I was 18 when I dropped out of school.
I was convinced to blame it on anxiety. My classmates were making fun of me. I felt isolated and the school environment caused a lot of distress.
That was true. Yet, not everything.
Years later, I realized what truly made me uncomfortable.
My anxiety was due to the expectations. Everyone thought I was the smartest girl in class and was expected to get top grades. My family, my teachers, my classmates. I couldn’t be the best anymore. I was overwhelmed by the expectations; I had mental breakdowns.
The reason why I was no longer able to get top grades was that I quitted doing homework.
Actually I stopped doing homework in 3rd grade.
In middle school, I gave up having notebooks. I no longer had the notes I needed to study. I was too ashamed to ask my classmates for theirs.
Why was that? Hard to believe, but I was a perfectionist.
Suddenly, school rhythms skyrocketed, and I couldn’t keep up with them. I couldn’t keep my notebooks tidy, I couldn’t take the time to keep a decent handwriting. I was so frustrated I gave up. Perfectionism made me lazy and messy.
How can you tell a person is obsessed with perfection, if they’re so lazy and untidy?
I kept on getting good grades until the 3rd year of high school.
Why was I preoccupied with perfection?
I was a normal kid. I liked to be praised and hated to be criticized.
I craved for praise and appreciation. I was proud and loved to make my family proud. Nothing felt as good as making people happy, and nothing felt as bad as making people sad or angry. Failure was something I couldn’t avoid, yet I was unable to accept it.
Alright, I had enough of the past. It’s time to talk about the present.
I’ll just take some “symptoms” and explain how they work for me.
You’ll also realize this disorder is self-contradictory.
Perfectionism that interferes with task completion
The story I told was mostly about this. I have nothing to add, except one reminder.
Don’t judge a book by its cover.

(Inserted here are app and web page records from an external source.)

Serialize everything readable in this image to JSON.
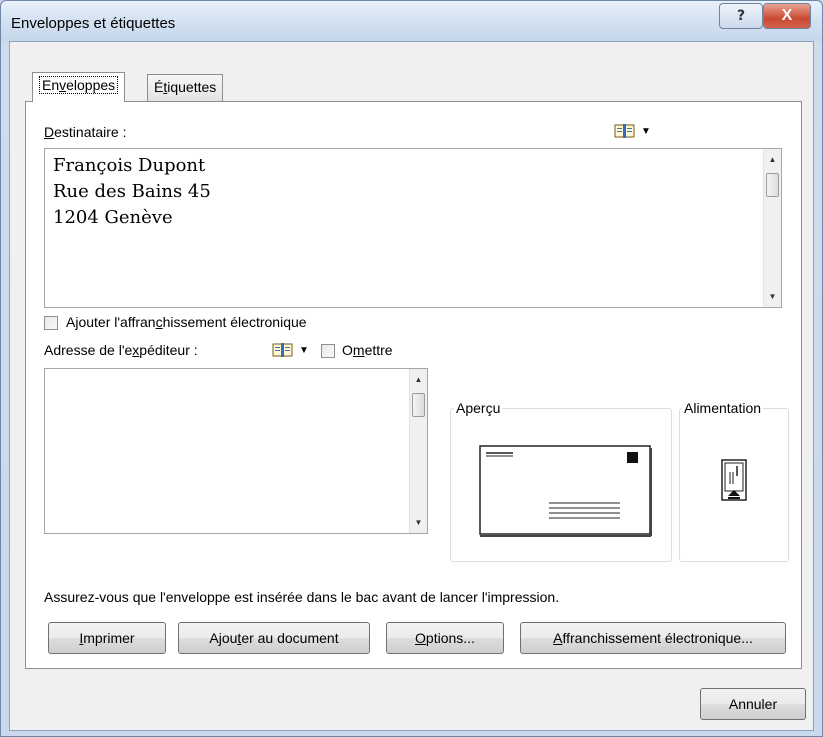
{
  "window": {
    "title": "Enveloppes et étiquettes",
    "help_label": "?",
    "close_label": "X"
  },
  "tabs": [
    {
      "pre": "En",
      "u": "v",
      "post": "eloppes"
    },
    {
      "pre": "É",
      "u": "t",
      "post": "iquettes"
    }
  ],
  "recipient": {
    "label_u": "D",
    "label_rest": "estinataire :",
    "lines": [
      "François Dupont",
      "Rue des Bains 45",
      "1204 Genève"
    ]
  },
  "epostage": {
    "pre": "Ajouter l'affran",
    "u": "c",
    "post": "hissement électronique"
  },
  "sender": {
    "pre": "Adresse de l'e",
    "u": "x",
    "post": "péditeur :",
    "omit_pre": "O",
    "omit_u": "m",
    "omit_post": "ettre",
    "value": ""
  },
  "preview": {
    "title": "Aperçu"
  },
  "feed": {
    "title": "Alimentation"
  },
  "notice": "Assurez-vous que l'enveloppe est insérée dans le bac avant de lancer l'impression.",
  "buttons": {
    "print": {
      "u": "I",
      "post": "mprimer"
    },
    "add": {
      "pre": "Ajou",
      "u": "t",
      "post": "er au document"
    },
    "options": {
      "u": "O",
      "post": "ptions..."
    },
    "epostage": {
      "u": "A",
      "post": "ffranchissement électronique..."
    },
    "cancel": "Annuler"
  },
  "icons": {
    "address_book": "address-book-icon",
    "dropdown": "chevron-down-icon",
    "scroll_up": "scroll-up-arrow-icon",
    "scroll_down": "scroll-down-arrow-icon",
    "envelope_preview": "envelope-preview-icon",
    "feed_method": "envelope-feed-icon"
  }
}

This is the first contradiction, as people with OCPD can become frustrated by their inability to reach perfection that they will turn into the opposite, not giving a damn about perfection.

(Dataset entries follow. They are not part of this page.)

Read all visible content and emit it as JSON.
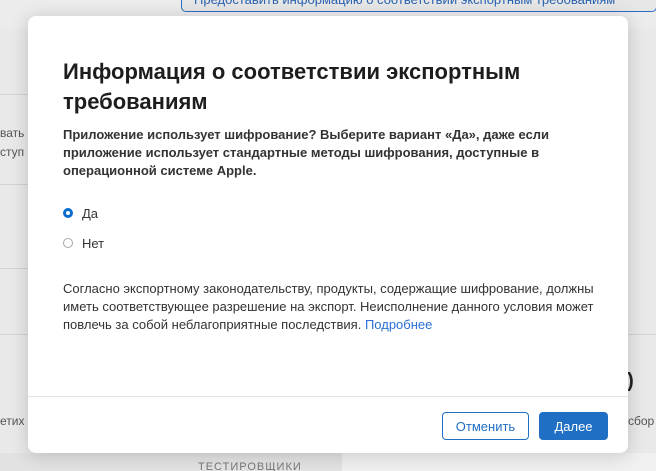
{
  "background": {
    "top_button_label": "Предоставить информацию о соответствии экспортным требованиям",
    "left_fragments": [
      "вать",
      "ступ",
      "етих"
    ],
    "right_fragments": [
      "сбор"
    ],
    "big_number": "0)",
    "footer_label": "ТЕСТИРОВЩИКИ"
  },
  "dialog": {
    "title": "Информация о соответствии экспортным требованиям",
    "question": "Приложение использует шифрование? Выберите вариант «Да», даже если приложение использует стандартные методы шифрования, доступные в операционной системе Apple.",
    "options": [
      {
        "label": "Да",
        "checked": true
      },
      {
        "label": "Нет",
        "checked": false
      }
    ],
    "note": "Согласно экспортному законодательству, продукты, содержащие шифрование, должны иметь соответствующее разрешение на экспорт. Неисполнение данного условия может повлечь за собой неблагоприятные последствия.",
    "learn_more_link": "Подробнее",
    "cancel_button": "Отменить",
    "next_button": "Далее"
  },
  "colors": {
    "accent": "#1f6fc5",
    "link": "#2a6fd6",
    "overlay": "#ececec"
  }
}
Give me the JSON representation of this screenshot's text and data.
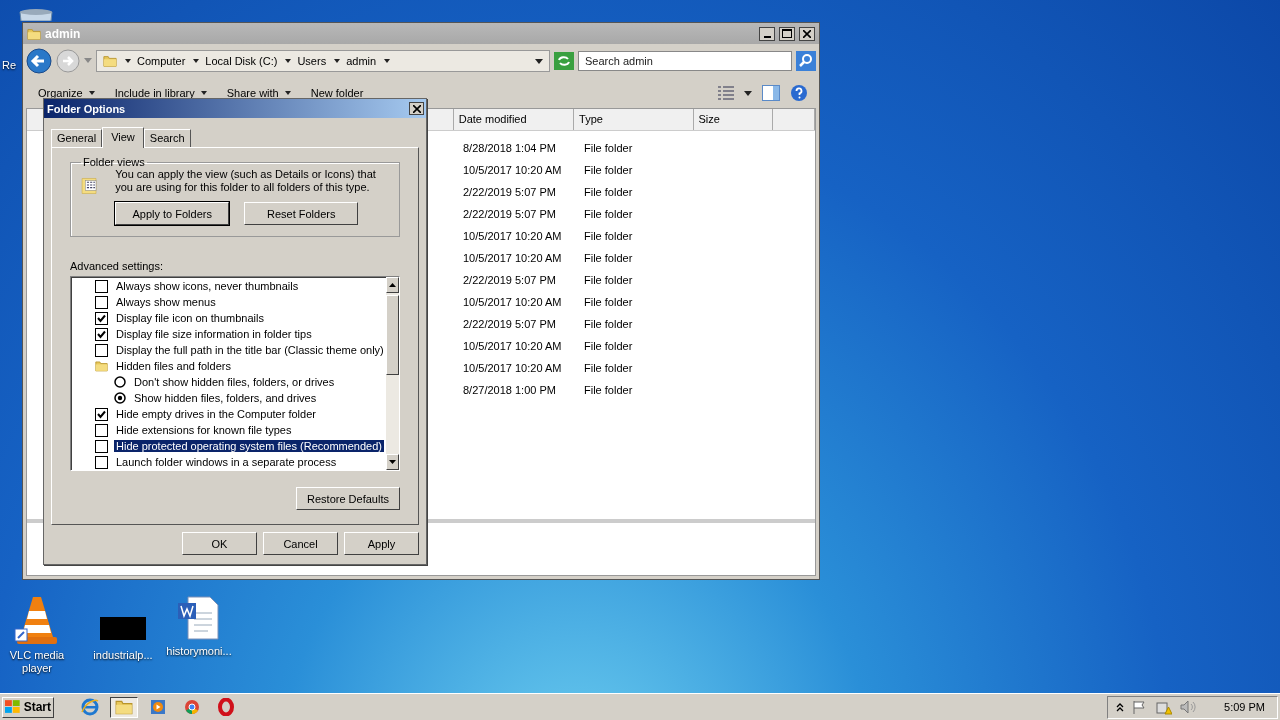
{
  "desktop_icons": [
    {
      "kind": "recycle",
      "label": "Re"
    },
    {
      "kind": "vlc",
      "label": "VLC media player"
    },
    {
      "kind": "black",
      "label": "industrialp..."
    },
    {
      "kind": "word",
      "label": "historymoni..."
    }
  ],
  "explorer": {
    "title": "admin",
    "breadcrumbs": [
      "Computer",
      "Local Disk (C:)",
      "Users",
      "admin"
    ],
    "search": {
      "placeholder": "Search admin"
    },
    "toolbar": [
      "Organize",
      "Include in library",
      "Share with",
      "New folder"
    ],
    "columns": [
      "Date modified",
      "Type",
      "Size"
    ],
    "rows": [
      {
        "date": "8/28/2018 1:04 PM",
        "type": "File folder"
      },
      {
        "date": "10/5/2017 10:20 AM",
        "type": "File folder"
      },
      {
        "date": "2/22/2019 5:07 PM",
        "type": "File folder"
      },
      {
        "date": "2/22/2019 5:07 PM",
        "type": "File folder"
      },
      {
        "date": "10/5/2017 10:20 AM",
        "type": "File folder"
      },
      {
        "date": "10/5/2017 10:20 AM",
        "type": "File folder"
      },
      {
        "date": "2/22/2019 5:07 PM",
        "type": "File folder"
      },
      {
        "date": "10/5/2017 10:20 AM",
        "type": "File folder"
      },
      {
        "date": "2/22/2019 5:07 PM",
        "type": "File folder"
      },
      {
        "date": "10/5/2017 10:20 AM",
        "type": "File folder"
      },
      {
        "date": "10/5/2017 10:20 AM",
        "type": "File folder"
      },
      {
        "date": "8/27/2018 1:00 PM",
        "type": "File folder"
      }
    ]
  },
  "dialog": {
    "title": "Folder Options",
    "tabs": [
      {
        "label": "General",
        "selected": false
      },
      {
        "label": "View",
        "selected": true
      },
      {
        "label": "Search",
        "selected": false
      }
    ],
    "group_title": "Folder views",
    "description": "You can apply the view (such as Details or Icons) that you are using for this folder to all folders of this type.",
    "group_buttons": [
      {
        "label": "Apply to Folders",
        "default": true
      },
      {
        "label": "Reset Folders",
        "default": false
      }
    ],
    "advanced_label": "Advanced settings:",
    "settings": [
      {
        "kind": "checkbox",
        "label": "Always show icons, never thumbnails",
        "checked": false,
        "selected": false
      },
      {
        "kind": "checkbox",
        "label": "Always show menus",
        "checked": false,
        "selected": false
      },
      {
        "kind": "checkbox",
        "label": "Display file icon on thumbnails",
        "checked": true,
        "selected": false
      },
      {
        "kind": "checkbox",
        "label": "Display file size information in folder tips",
        "checked": true,
        "selected": false
      },
      {
        "kind": "checkbox",
        "label": "Display the full path in the title bar (Classic theme only)",
        "checked": false,
        "selected": false
      },
      {
        "kind": "folder",
        "label": "Hidden files and folders",
        "selected": false,
        "children": [
          {
            "kind": "radio",
            "label": "Don't show hidden files, folders, or drives",
            "checked": false,
            "selected": false
          },
          {
            "kind": "radio",
            "label": "Show hidden files, folders, and drives",
            "checked": true,
            "selected": false
          }
        ]
      },
      {
        "kind": "checkbox",
        "label": "Hide empty drives in the Computer folder",
        "checked": true,
        "selected": false
      },
      {
        "kind": "checkbox",
        "label": "Hide extensions for known file types",
        "checked": false,
        "selected": false
      },
      {
        "kind": "checkbox",
        "label": "Hide protected operating system files (Recommended)",
        "checked": false,
        "selected": true
      },
      {
        "kind": "checkbox",
        "label": "Launch folder windows in a separate process",
        "checked": false,
        "selected": false
      }
    ],
    "restore_button": "Restore Defaults",
    "buttons": [
      "OK",
      "Cancel",
      "Apply"
    ]
  },
  "taskbar": {
    "start": "Start",
    "apps": [
      {
        "kind": "ie",
        "selected": false
      },
      {
        "kind": "explorer",
        "selected": true
      },
      {
        "kind": "media",
        "selected": false
      },
      {
        "kind": "chrome",
        "selected": false
      },
      {
        "kind": "opera",
        "selected": false
      }
    ],
    "clock": "5:09 PM"
  }
}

Preoccupation with details, rules, order, blah blah
Again, frustration can lead to the opposite. People with OCPD can be messy because they may have other priorities. We aren’t afraid of getting sick unlike the OCD counterpart; we just want things to be done in a certain way. If we can’t, good riddance.
Miserliness, extreme need to save money for the future
Retail therapy? What’s that? Are you kidding me? There’s no way spending money will make me feel better. I only spend money when I believe it’s an investment.
Wasting money is out of question.
Rigidity and stubbornness when it comes to standards, morals, ethics and manners
Another contradiction. I have good manners, and I’m generous. I’m unable to save money when it comes to gifts, I have a need to impress.
So far, the worst argument I had with my boyfriend has been about where to place a printer. I guess it gives a clue about those rigid standards and morals.
This includes the reluctance to delegate tasks.
I dislike surprises, too. They often feel like betrayal.
Excessive devotion to work at the expenses of social activities
I thought of doing people a favor by avoiding them, but they seem to miss that stubborn eccentric friend, from time to time. Oh well, things won’t get done by themselves.
Inability to express feelings
I’m very expressive, yet I think I’m not totally in touch with my emotions.
It can take me days to find the words to explain how I feel.
Did my experience help you understand more about OCPD?
Can you tell the difference between OCD and OCPD now?
Do you think you may suffer from OCPD?
No, but I know someone who has OCPD
No, and I don’t know anyone who has OCPD